Start of EXERCISE MATERIALS

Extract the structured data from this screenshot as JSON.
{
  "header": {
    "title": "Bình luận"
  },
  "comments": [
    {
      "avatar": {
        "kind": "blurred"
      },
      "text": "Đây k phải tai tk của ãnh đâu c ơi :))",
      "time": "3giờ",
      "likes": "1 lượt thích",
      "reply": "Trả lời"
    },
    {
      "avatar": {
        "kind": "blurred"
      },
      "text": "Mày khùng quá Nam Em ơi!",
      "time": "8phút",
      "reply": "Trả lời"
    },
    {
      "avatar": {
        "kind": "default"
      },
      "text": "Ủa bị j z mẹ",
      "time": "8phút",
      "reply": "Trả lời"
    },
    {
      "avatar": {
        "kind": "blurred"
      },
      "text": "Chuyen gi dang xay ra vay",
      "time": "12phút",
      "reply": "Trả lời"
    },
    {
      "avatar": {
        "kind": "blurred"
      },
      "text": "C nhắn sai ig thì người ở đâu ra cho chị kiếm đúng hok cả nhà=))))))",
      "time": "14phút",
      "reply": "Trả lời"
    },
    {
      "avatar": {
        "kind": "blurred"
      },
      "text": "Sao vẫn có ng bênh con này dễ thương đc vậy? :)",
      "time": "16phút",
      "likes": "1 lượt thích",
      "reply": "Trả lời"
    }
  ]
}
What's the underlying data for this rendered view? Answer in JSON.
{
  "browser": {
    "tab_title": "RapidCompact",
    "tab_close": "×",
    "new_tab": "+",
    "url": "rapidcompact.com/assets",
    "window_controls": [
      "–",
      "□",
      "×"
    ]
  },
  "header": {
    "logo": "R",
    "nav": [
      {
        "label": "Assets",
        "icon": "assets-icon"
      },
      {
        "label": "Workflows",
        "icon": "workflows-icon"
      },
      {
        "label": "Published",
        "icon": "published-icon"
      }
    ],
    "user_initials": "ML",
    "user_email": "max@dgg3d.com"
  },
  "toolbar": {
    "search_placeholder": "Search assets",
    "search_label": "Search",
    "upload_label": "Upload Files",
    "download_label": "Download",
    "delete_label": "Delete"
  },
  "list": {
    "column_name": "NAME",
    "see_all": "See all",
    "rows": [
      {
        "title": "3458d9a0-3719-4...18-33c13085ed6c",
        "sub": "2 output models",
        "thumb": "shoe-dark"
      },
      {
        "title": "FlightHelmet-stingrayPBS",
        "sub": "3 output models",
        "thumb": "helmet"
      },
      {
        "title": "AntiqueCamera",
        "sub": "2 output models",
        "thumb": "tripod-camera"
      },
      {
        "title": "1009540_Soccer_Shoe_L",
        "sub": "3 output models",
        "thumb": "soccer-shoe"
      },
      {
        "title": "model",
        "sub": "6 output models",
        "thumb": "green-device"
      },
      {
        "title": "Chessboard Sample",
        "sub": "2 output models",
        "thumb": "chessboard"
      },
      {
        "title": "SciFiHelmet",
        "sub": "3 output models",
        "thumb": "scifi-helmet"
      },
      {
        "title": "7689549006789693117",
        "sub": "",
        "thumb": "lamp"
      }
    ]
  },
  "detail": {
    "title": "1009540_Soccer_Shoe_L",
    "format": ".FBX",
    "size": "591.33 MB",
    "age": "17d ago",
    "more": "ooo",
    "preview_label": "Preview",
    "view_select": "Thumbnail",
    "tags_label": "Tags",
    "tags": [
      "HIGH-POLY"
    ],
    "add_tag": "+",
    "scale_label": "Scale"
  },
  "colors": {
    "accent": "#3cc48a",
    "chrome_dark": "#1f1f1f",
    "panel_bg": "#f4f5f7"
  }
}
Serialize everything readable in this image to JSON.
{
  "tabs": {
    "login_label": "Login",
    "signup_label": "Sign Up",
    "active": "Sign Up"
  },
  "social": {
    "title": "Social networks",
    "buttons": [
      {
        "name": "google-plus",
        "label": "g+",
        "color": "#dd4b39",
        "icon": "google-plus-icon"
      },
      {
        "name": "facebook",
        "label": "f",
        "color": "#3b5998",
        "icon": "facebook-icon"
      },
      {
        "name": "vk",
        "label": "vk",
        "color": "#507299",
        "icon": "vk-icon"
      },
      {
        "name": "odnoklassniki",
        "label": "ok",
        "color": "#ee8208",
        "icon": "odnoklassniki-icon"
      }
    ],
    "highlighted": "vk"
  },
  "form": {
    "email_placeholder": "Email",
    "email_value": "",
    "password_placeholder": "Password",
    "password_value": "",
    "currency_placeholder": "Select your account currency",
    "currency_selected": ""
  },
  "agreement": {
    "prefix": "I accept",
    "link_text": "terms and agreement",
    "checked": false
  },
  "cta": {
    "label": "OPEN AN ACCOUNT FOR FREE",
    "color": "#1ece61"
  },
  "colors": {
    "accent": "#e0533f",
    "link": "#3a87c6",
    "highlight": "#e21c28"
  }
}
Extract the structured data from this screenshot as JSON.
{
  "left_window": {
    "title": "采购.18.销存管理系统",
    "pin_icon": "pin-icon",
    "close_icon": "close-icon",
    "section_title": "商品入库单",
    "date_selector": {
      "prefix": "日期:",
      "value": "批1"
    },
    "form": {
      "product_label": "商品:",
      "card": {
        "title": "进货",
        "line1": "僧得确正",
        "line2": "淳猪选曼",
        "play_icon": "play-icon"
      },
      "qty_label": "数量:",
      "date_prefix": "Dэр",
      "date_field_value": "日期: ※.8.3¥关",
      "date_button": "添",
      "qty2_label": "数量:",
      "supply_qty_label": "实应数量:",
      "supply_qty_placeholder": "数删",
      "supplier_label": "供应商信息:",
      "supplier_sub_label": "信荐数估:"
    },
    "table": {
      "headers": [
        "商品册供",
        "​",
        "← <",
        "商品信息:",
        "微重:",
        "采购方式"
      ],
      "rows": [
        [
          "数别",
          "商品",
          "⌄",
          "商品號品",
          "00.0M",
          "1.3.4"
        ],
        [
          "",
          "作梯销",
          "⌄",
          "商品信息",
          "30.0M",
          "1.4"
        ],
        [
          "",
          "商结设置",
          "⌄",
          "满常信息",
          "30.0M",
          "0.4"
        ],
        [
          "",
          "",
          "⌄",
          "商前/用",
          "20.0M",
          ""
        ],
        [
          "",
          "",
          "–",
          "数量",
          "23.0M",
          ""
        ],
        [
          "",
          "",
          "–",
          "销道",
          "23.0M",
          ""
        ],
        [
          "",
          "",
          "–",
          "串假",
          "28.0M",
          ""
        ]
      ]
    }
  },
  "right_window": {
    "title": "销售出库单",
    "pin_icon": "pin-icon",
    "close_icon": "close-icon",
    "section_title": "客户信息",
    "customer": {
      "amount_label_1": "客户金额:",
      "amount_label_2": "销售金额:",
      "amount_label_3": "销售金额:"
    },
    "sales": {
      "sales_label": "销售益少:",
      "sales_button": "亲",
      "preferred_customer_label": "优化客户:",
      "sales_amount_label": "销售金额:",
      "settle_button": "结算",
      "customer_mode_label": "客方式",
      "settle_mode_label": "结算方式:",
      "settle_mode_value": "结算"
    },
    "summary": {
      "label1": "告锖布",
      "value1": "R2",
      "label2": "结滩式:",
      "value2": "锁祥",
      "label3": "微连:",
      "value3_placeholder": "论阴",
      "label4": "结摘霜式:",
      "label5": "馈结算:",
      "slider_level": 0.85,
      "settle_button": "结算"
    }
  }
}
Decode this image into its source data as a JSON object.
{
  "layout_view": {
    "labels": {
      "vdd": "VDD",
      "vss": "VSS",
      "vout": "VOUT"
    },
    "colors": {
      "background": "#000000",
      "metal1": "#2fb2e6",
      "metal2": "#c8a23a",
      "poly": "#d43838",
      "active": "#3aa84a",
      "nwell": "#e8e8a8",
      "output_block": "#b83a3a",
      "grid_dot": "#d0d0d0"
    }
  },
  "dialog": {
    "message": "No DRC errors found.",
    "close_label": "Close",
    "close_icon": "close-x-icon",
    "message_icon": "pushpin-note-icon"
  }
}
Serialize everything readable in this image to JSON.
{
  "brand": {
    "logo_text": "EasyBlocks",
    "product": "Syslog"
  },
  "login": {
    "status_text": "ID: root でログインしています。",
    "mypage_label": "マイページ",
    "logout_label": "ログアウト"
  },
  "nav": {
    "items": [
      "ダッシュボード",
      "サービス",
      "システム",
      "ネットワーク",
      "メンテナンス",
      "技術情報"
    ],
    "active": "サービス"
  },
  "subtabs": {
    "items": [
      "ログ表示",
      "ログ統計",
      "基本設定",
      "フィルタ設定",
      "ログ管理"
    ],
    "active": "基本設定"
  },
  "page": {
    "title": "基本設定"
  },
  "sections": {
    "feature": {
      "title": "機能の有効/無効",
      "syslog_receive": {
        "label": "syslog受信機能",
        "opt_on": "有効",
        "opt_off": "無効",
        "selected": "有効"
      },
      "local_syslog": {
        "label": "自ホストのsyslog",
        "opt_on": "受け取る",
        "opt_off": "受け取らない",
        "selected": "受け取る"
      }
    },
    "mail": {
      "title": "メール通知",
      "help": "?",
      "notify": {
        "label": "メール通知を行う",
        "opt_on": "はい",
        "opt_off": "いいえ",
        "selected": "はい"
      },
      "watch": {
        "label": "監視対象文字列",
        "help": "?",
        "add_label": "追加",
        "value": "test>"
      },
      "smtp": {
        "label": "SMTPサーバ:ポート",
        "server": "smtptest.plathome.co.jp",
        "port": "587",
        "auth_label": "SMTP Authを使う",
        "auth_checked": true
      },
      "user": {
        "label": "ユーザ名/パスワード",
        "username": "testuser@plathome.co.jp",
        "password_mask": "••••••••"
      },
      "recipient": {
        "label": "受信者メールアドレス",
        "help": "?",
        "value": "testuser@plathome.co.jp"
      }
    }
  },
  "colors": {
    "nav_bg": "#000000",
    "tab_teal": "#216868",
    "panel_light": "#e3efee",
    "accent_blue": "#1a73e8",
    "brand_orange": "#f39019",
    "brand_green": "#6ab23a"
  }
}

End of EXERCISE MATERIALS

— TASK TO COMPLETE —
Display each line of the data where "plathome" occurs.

— RESULT FOR THIS TASK —
        "server": "smtptest.plathome.co.jp",
        "username": "testuser@plathome.co.jp",
        "value": "testuser@plathome.co.jp"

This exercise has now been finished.